▶ **Task**
Give the number of lines in the data that hold the string "screenshot". Nothing else is needed.

▶ **Supplied records**
=== Begin Enclosure ===
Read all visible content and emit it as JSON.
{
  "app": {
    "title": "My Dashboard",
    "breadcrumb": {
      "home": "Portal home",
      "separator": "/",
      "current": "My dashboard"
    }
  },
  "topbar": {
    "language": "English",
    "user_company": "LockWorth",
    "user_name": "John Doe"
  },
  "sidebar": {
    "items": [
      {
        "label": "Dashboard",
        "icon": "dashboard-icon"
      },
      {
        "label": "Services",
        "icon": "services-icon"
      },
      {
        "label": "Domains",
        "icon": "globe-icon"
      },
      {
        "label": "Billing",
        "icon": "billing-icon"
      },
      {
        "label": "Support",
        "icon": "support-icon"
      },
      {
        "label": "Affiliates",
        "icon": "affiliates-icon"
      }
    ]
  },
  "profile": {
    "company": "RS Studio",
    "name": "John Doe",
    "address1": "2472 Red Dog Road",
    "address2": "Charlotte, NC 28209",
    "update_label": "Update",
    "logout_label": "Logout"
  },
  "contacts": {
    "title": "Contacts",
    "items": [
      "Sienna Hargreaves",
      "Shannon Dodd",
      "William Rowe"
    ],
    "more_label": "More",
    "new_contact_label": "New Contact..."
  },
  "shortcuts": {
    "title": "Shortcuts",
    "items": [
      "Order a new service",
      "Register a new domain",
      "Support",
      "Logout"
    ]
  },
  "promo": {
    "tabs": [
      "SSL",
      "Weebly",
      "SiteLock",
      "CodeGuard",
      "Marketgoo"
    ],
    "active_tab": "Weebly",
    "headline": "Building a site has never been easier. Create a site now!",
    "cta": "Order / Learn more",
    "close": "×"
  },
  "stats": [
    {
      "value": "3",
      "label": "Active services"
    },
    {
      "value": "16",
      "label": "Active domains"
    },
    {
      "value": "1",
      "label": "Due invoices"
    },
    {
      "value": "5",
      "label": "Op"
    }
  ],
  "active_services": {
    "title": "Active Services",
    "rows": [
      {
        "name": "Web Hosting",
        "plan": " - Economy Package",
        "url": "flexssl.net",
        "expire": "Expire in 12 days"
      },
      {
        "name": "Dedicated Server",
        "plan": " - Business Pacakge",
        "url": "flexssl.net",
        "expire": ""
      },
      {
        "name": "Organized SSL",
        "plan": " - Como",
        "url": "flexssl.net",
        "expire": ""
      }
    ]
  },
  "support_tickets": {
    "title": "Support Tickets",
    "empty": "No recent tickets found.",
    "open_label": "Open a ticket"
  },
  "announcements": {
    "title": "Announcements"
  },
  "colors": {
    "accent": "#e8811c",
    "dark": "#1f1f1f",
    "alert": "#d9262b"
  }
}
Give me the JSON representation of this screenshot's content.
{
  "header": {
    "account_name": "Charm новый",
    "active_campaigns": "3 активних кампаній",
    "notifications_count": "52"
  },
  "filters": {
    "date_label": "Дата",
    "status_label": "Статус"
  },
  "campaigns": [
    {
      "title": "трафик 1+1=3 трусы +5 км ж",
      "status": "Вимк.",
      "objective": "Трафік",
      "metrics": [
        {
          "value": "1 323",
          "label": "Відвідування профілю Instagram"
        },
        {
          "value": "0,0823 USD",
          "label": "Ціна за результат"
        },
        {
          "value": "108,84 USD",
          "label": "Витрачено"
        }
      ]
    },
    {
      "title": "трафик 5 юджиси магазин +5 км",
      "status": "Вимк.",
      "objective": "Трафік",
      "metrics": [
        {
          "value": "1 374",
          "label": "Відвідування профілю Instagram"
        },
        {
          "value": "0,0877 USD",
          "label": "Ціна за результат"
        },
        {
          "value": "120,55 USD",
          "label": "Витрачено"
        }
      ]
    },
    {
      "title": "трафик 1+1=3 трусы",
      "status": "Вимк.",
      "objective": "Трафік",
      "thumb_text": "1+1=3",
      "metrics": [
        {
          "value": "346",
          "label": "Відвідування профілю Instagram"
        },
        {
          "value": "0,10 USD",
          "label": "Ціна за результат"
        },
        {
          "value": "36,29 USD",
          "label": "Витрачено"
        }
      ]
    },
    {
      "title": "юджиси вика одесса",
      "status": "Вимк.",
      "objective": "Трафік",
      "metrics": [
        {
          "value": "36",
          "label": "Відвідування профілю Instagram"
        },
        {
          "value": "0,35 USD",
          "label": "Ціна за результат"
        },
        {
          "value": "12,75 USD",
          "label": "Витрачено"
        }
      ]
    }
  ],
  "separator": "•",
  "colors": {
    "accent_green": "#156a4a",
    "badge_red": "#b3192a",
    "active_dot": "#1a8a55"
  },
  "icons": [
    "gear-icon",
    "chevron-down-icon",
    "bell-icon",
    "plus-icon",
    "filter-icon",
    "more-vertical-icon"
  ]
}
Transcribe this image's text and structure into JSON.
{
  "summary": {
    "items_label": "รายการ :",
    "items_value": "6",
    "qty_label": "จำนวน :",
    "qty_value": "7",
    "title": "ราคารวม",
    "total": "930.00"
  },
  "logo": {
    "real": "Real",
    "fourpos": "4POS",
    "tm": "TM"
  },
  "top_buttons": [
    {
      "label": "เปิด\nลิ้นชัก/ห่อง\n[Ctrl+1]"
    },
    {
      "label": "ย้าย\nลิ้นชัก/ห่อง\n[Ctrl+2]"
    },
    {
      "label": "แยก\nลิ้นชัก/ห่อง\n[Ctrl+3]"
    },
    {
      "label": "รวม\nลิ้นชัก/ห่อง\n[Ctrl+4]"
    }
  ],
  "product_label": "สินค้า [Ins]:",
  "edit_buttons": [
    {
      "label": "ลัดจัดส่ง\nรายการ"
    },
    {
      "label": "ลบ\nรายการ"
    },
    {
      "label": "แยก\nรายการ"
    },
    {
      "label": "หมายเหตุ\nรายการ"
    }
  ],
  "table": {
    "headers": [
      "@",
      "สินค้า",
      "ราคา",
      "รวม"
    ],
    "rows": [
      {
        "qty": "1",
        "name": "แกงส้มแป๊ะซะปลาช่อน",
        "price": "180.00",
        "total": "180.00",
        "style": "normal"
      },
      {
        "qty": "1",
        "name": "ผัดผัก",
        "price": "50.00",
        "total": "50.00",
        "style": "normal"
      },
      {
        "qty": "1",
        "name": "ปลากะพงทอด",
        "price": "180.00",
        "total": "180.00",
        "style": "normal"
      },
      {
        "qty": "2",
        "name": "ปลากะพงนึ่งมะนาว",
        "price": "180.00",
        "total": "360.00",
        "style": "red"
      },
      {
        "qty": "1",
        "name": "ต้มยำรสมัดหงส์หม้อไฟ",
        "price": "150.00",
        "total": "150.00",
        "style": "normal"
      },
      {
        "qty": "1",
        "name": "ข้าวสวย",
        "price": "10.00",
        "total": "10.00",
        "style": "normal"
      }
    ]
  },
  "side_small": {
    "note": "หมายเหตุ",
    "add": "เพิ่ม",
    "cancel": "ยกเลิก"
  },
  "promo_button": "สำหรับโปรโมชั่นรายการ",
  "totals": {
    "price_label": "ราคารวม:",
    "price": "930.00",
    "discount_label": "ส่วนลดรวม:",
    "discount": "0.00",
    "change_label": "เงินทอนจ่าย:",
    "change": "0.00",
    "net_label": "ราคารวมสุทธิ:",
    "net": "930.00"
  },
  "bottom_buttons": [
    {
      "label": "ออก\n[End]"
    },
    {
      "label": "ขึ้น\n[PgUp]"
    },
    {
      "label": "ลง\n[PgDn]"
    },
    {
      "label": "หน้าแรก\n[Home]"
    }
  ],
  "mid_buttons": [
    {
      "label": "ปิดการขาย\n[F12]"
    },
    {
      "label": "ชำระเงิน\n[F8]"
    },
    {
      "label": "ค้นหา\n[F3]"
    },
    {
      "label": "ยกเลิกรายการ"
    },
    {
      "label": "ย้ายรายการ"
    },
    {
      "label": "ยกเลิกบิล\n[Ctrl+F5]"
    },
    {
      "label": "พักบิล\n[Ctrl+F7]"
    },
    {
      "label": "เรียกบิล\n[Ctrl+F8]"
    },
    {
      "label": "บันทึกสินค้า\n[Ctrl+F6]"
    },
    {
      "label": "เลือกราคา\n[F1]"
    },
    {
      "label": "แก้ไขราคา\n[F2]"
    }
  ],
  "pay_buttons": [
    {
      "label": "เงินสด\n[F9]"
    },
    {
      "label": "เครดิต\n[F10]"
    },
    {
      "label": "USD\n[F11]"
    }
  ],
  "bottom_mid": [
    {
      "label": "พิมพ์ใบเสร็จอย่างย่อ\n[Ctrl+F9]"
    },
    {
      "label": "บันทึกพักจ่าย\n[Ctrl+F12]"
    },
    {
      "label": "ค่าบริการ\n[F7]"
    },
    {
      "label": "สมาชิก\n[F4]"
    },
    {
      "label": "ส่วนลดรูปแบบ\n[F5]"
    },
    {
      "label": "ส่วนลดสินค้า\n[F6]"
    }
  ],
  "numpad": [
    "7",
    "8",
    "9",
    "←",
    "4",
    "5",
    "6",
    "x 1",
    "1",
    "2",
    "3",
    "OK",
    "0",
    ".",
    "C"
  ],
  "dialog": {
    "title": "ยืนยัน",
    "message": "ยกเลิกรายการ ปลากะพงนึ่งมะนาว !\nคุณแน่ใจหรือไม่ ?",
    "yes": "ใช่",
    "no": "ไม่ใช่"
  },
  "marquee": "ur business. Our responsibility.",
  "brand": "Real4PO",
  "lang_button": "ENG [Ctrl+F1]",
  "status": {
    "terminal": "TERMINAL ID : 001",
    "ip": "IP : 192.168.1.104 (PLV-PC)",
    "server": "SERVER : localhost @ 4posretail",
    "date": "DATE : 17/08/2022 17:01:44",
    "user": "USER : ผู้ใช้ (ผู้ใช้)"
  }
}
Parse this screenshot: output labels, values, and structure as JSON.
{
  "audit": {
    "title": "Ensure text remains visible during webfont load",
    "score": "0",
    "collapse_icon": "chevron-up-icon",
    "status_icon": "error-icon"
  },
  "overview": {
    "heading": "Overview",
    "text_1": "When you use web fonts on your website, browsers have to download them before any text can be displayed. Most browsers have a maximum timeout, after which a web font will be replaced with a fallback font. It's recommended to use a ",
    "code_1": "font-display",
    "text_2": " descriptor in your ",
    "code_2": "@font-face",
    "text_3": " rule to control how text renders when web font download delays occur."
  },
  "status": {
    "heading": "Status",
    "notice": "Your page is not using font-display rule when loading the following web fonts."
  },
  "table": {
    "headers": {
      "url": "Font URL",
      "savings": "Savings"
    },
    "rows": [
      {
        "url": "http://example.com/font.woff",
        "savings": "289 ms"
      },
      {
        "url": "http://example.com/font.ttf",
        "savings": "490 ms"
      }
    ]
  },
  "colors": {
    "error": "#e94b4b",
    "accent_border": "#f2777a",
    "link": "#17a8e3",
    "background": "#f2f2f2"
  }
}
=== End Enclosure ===
▶ **Written reply**
2